Наши партнеры

Книги по Linux (с отзывами читателей)

Библиотека сайта rus-linux.net

After this documentation was released in July 2003, I was approached by Prentice Hall and asked to write a book on the Linux VM under the Bruce Peren's Open Book Series.

The book is available and called simply "Understanding The Linux Virtual Memory Manager". There is a lot of additional material in the book that is not available here, including details on later 2.4 kernels, introductions to 2.6, a whole new chapter on the shared memory filesystem, coverage of TLB management, a lot more code commentary, countless other additions and clarifications and a CD with lots of cool stuff on it. This material (although now dated and lacking in comparison to the book) will remain available although I obviously encourge you to buy the book from your favourite book store :-) . As the book is under the Bruce Perens Open Book Series, it will be available 90 days after appearing on the book shelves which means it is not available right now. When it is available, it will be downloadable from http://www.phptr.com/perens so check there for more information.

To be fully clear, this webpage is not the actual book.
next up previous contents index
Next: 1.1 General Kernel Literature Up: understand-html Previous: Acknowledgments   Contents   Index

1. Introduction

Linux is a relatively new operating system that has begun to enjoy a lot of attention from the business and academic worlds. As the operating system matures, its feature set, capabilities and performance grow but so does its size and complexity. The table in Figure 1.1 shows the size of the kernel source code and size in bytes and lines of code of the mm/ part of the kernel tree. This does not include the machine dependent code or any of the buffer management code and does not even pretend to be an accurate metric for complexity but still serves as a small indicator.

Table 1.1: Kernel size as an indicator of complexity
1.0 March 13th, 1992 5.9MiB 96KiB 3109
1.2.13 February 8th, 1995 11MiB 136KiB 4531
2.0.39 January 9th 2001 35MiB 204KiB 6792
2.2.22 September 16th, 2002 93MiB 292KiB 9554
2.4.20 November 28th, 2002 167MiB 520KiB 15428

As is the habit of open source project developers in general, new developers asking questions are often told to find their answer directly from the source or are advised to ask on the mailing list for beginner developers (http://www.kernelnewbies.org). With the Linux Virtual Memory (VM) manager, this was a suitable response for earlier kernels as the time required to understand the VM could be measured in weeks. The books available on the operating system devoted enough time to the memory management chapters to make the relatively small amount of code easy to navigate. This is no longer the case.

The books that describe Linux's internals [#!bovet00!#] [#!bovet03!#], tend to cover the entire kernel rather than one topic with the notable exception of device drivers [#!rubini01!#]. These books, particularly Understanding the Linux Kernel, provide invaluable insight into kernel internals but they miss the details which are specific to the VM and not of general interest.

Increasingly, to get a comprehensive view on how the kernel functions, the developer or researcher is required to read through the source code line by line which requires a large investment of time.

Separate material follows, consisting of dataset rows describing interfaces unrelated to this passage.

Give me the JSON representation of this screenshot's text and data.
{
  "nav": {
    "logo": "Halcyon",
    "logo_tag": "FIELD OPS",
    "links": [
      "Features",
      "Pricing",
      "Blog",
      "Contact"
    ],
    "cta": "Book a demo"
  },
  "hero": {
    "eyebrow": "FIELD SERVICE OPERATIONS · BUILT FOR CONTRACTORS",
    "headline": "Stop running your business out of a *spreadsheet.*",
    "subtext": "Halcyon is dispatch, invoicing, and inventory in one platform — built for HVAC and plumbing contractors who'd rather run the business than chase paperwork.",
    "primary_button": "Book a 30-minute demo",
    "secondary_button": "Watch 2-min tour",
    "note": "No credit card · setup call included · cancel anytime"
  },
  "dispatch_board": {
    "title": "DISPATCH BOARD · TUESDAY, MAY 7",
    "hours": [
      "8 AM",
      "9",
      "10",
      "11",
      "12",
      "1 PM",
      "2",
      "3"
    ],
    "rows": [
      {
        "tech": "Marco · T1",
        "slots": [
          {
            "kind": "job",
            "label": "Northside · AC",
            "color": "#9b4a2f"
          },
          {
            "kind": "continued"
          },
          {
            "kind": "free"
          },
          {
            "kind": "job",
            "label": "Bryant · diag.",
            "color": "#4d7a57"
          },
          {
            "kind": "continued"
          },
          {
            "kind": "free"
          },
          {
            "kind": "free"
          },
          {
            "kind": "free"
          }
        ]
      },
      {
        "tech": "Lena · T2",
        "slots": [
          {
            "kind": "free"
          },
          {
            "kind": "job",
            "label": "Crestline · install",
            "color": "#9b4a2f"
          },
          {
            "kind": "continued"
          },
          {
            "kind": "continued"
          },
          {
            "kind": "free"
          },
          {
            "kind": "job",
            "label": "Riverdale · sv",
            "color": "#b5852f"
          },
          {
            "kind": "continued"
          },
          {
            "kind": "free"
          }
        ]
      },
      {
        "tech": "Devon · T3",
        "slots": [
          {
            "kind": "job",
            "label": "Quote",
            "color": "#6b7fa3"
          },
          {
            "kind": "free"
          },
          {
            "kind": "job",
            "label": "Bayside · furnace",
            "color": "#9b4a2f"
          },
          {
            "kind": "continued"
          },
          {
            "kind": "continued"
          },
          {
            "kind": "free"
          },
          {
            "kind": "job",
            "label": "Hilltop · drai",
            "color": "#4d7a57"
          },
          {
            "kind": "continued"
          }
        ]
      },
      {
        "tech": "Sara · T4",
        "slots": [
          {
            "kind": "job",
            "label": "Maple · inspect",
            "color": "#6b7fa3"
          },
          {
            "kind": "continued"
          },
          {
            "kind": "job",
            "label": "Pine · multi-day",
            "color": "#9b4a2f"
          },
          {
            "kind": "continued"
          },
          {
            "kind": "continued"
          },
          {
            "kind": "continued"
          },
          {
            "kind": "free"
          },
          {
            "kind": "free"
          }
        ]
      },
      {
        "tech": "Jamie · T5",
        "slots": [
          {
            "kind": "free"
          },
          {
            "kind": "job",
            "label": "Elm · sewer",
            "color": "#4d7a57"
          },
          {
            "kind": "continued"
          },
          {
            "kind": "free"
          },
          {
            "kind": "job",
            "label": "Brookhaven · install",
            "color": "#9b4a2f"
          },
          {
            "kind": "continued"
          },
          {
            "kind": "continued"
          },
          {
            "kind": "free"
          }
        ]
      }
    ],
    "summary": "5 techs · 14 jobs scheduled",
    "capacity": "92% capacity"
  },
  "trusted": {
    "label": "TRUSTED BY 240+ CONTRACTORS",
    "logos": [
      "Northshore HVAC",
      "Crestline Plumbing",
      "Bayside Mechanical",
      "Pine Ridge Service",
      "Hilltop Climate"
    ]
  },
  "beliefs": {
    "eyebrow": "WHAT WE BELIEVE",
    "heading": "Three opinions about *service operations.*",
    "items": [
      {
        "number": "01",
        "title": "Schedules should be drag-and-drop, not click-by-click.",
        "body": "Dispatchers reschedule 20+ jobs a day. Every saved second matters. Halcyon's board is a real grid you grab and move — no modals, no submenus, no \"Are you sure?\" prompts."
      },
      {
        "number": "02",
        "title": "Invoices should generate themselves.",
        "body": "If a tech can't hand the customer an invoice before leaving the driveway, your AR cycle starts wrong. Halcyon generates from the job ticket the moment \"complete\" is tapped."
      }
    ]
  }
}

This is especially true as the implementations of several VM algorithms diverge considerably from the papers that describe them.

In this thesis, a comprehensive guide to the VM as implemented in the 2.4.20 kernel is presented. In addition to an introduction to the theoretical background and verbal description of the implementation, a companion document called Code Commentary On The Linux Virtual Memory Manager, hereafter referred to as the companion document, provides a line-by-line tour of the code. It is envisioned that with this pair of documents, the time required to have a clear understanding of the VM, even later VMs, will be measured in weeks instead of the estimated 8 months currently required by even an experienced developer.

The VM-specific documentation that exists today is relatively poor. It is not an area of the kernel that many wish to get involved in for a variety of reasons ranging from the amount of code involved, to the complexity of the subject of memory management to the difficulty of debugging the kernel with an unstable VM.

next up previous contents index
Next: 1.1 General Kernel Literature Up: understand-html Previous: Acknowledgments   Contents   Index
Mel 2004-02-15